Finally, the Philadelphia Phillies made an excellent move on Thursday evening acquiring lefty reliever Jose Alvarez from the Los Angeles Angels in exchange for righty reliever Luis Garcia. Both guys are arbitration eligible with very similar amounts of service time, although Alvarez is a year and a half younger.
I’m genuinely shocked that the Phillies were able to pull this deal off, as Alvarez has been one of the more consistent relievers in the league over the past four seasons. While I would expect a bit of regression in 2019 based on the fact that his home run to fly ball ratio (HR/FB) was 5.1% in 2018 compared to a career rate of 9.5%, the fact that the Phillies were able to acquire a reliever coming off of a 2.71 ERA, 3.05 fielding independent pitching season in exchange for a guy who would have probably been a roster casualty come spring training is absolutely astounding.
Alvarez typically sits in the low 90’s with his fastball and sports a well above-average slider and workable tertiary pitches including a change and a cutter. Despite the relative lack of velocity, he still logged strikeouts at a rather significant 8.43 per nine innings in 2018. He should be used in a set up capacity, as he doesn’t carry any obvious splits.
This deal could also foreshadow a possible trade of Adam Morgan. The Phillies have a deep bullpen including Seranthony Dominguez, Tommy Hunter, Pat Neshek, Edubray Ramos, Hector Neris, Victor Arano, James Pazos, and Juan Nicasio. Prior to the swap, the Phillies only had three left-handed relievers on the 40-man roster: Morgan, Pazos, and a young reliever named Austin Davis. Prior to Thursday’s deal, I had expected Pazos and Morgan to serve as the team’s lefties while Davis was the first promotion upon necessity. This trade could make Morgan expendable.
I like Morgan, and believe that he has the stuff to be an excellent reliever, but the Phillies’ bullpen is so crowded that he would have never been given the opportunity to see any high leverage innings. A trade could do him extremely well, as he’s very strong groundball pitcher who sits in the mid 90’s. He saw his average fastball velocity jump from 91.4 in 2016 to 94.5 in 2017, which was sustained in 2018, giving him some level of likelihood to find success in a lefty set-up role.

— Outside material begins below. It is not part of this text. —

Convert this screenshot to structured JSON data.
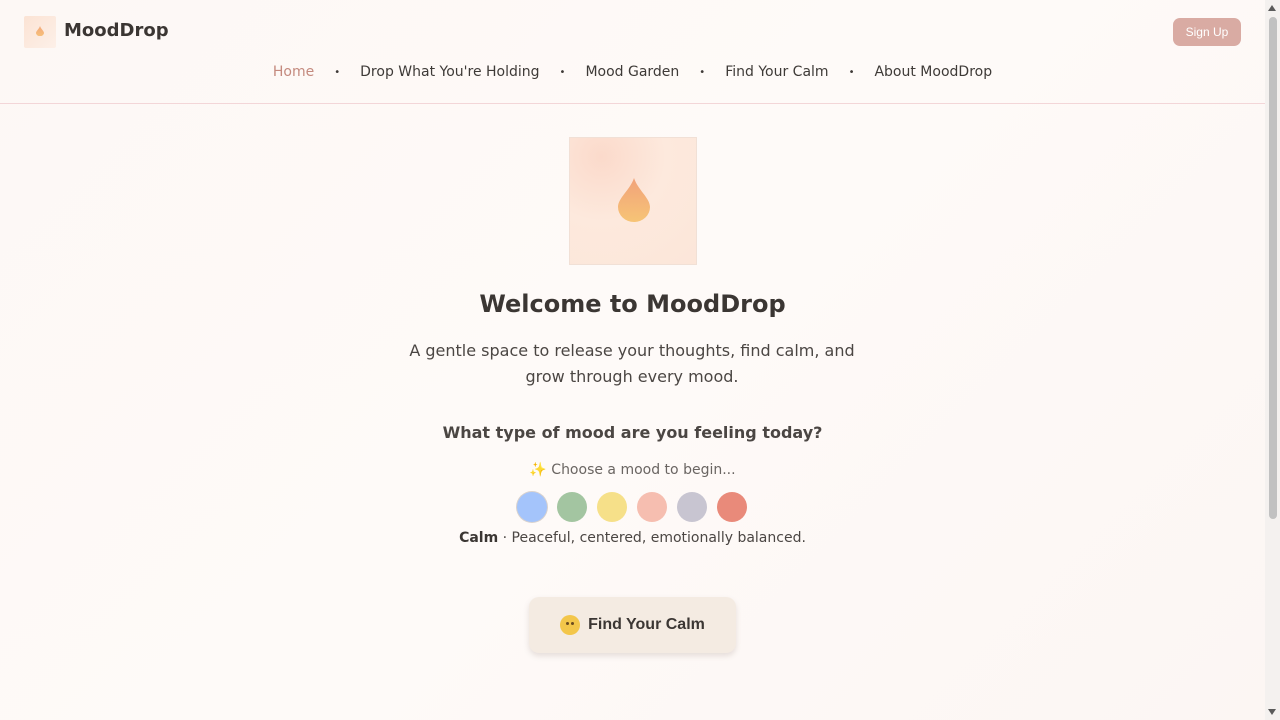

As for Garcia, the Phillies signed him out of the independent leagues in 2013. Despite the dreadful bottom line results from 2018 including a 6.07 ERA, his peripherals all suggest that he should improve going into the 2019 season, as he posted a 3.51 FIP while hitters logged a .354 BABIP. He also struck out 9.98 per nine compared to just 3.52 BB per nine. Another reason for Angels fans to have some hope is the fact that his average velocity has climbed every season, and sat at a rather astounding 97.8 in 2018. Garcia had been the second longest tenured player on the Phillies, as he made his debut on July 10, 2013. The only player ahead of him is Cesar Hernandez, who debuted about a month earlier on May 29, 2013.
Despite the encouraging peripherals on Garcia, I give the Phillies an edge on the deal based on need and price. While Garcia may turn in a great 2019, keep in mind that even without this deal, it seems exceptionally unlikely that he would have been included on the Phillies roster come Opening Day. While it’s not a total loss for the Angels, I think they could have gotten more production from Alvarez, or at least more in return, especially seeing as how their only lefty reliever remaining on the 40-man roster is Williams Jerez.

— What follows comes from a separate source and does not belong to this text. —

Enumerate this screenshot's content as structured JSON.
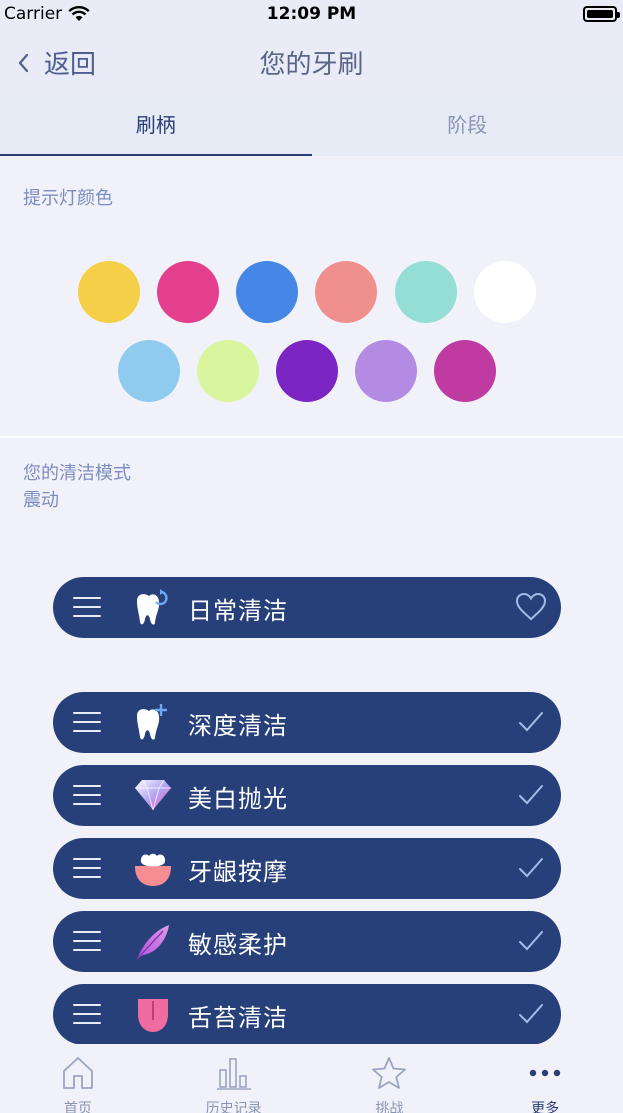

Only a few days left until the Winter Meeting commence, and with the way the market has flowed thus far, it should be interesting.